When acting in their official capacities as representatives of the state, teachers, school administrators, and other school employees are prohibited by the Establishment Clause from encouraging or discouraging prayer, and from actively participating in such activity with students. Teachers may, however, take part in religious activities where the overall context makes clear that they are not participating in their official capacities. Before school or during lunch, for example, teachers may meet with other teachers for prayer or Bible study to the same extent that they may engage in other conversation or nonreligious activities. Similarly, teachers may participate in their personal capacities in privately sponsored baccalaureate ceremonies.
Moments of Silence
If a school has a "minute of silence" or other quiet periods during the school day, students are free to pray silently, or not to pray, during these periods of time. Teachers and other school employees may neither encourage nor discourage students from praying during such time periods.
Accommodation of Prayer During Instructional Time
It has long been established that schools have the discretion to dismiss students to off-premises religious instruction, provided that schools do not encourage or discourage participation in such instruction or penalize students for attending or not attending. Similarly, schools may excuse students from class to remove a significant burden on their religious exercise, where doing so would not impose material burdens on other students. For example, it would be lawful for schools to excuse Muslim students briefly from class to enable them to fulfill their religious obligations to pray during Ramadan.
Where school officials have a practice of excusing students from class on the basis of parents' requests for accommodation of nonreligious needs, religiously motivated requests for excusal may not be accorded less favorable treatment.
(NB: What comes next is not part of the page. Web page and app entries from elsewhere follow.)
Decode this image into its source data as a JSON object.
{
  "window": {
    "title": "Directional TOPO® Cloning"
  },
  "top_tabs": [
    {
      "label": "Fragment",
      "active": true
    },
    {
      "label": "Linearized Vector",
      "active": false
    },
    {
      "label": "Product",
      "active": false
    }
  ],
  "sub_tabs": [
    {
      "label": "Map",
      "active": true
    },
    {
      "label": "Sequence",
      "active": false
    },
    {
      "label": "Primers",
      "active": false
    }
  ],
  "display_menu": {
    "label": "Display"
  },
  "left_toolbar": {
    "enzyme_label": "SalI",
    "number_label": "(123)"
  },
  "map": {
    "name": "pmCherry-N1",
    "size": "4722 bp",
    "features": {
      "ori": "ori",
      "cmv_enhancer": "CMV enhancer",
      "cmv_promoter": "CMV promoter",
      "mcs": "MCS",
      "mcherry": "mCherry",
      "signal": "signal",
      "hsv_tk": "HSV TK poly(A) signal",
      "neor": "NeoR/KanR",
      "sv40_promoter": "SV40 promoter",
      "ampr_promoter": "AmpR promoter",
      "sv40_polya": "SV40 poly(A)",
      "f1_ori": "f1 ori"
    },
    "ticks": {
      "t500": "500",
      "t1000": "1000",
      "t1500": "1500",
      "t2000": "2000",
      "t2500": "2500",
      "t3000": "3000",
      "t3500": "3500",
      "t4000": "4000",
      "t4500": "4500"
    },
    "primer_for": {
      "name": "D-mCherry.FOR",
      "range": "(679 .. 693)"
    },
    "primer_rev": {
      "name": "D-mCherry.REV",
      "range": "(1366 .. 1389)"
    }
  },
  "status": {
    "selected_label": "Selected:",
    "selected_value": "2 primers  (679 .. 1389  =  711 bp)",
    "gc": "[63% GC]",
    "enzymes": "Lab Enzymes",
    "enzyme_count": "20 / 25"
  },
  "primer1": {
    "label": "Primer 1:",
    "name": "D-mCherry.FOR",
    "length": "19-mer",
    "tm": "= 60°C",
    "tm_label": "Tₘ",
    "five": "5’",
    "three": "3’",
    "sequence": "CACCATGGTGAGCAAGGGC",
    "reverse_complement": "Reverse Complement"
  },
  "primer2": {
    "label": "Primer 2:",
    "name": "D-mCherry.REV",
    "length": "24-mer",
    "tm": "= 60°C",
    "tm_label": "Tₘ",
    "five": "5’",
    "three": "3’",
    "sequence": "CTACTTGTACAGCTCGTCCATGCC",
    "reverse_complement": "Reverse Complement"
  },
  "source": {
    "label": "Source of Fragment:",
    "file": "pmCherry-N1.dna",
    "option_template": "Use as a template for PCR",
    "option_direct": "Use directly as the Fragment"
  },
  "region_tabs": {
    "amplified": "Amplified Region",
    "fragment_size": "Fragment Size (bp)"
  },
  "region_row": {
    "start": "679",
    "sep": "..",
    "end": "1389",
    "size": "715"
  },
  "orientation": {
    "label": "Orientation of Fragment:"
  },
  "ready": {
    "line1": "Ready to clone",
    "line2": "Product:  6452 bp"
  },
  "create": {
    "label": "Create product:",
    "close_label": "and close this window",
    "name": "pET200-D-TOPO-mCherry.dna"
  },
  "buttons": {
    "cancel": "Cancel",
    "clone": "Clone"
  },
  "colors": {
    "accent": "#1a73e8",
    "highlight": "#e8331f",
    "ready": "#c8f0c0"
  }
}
In addition, in some circumstances, based on federal or state constitutional law or pursuant to state statutes, schools may be required to make accommodations that relieve substantial burdens on students' religious exercise. Schools officials are therefore encouraged to consult with their attorneys regarding such obligations.
Religious Expression and Prayer in Class Assignments
Students may express their beliefs about religion in homework, artwork, and other written and oral assignments free from discrimination based on the religious content of their submissions. Such home and classroom work should be judged by ordinary academic standards of substance and relevance and against other legitimate pedagogical concerns identified by the school. Thus, if a teacher's assignment involves writing a poem, the work of a student who submits a poem in the form of a prayer (for example, a psalm) should be judged on the basis of academic standards (such as literary quality) and neither penalized nor rewarded on account of its religious content.
Student Assemblies and Extracurricular Events
Student speakers at student assemblies and extracurricular activities such as sporting events may not be selected on a basis that either favors or disfavors religious speech. Where student speakers are selected on the basis of genuinely neutral, evenhanded criteria and retain primary control over the content of their expression, that expression is not attributable to the school and therefore may not be restricted because of its religious (or anti-religious) content. By contrast, where school officials determine or substantially control the content of what is expressed, such speech is attributable to the school and may not include prayer or other specifically religious (or anti-religious) content. To avoid any mistaken perception that a school endorses student speech that is not in fact attributable to the school, school officials may make appropriate, neutral disclaimers to clarify that such speech (whether religious or nonreligious) is the speaker's and not the school's.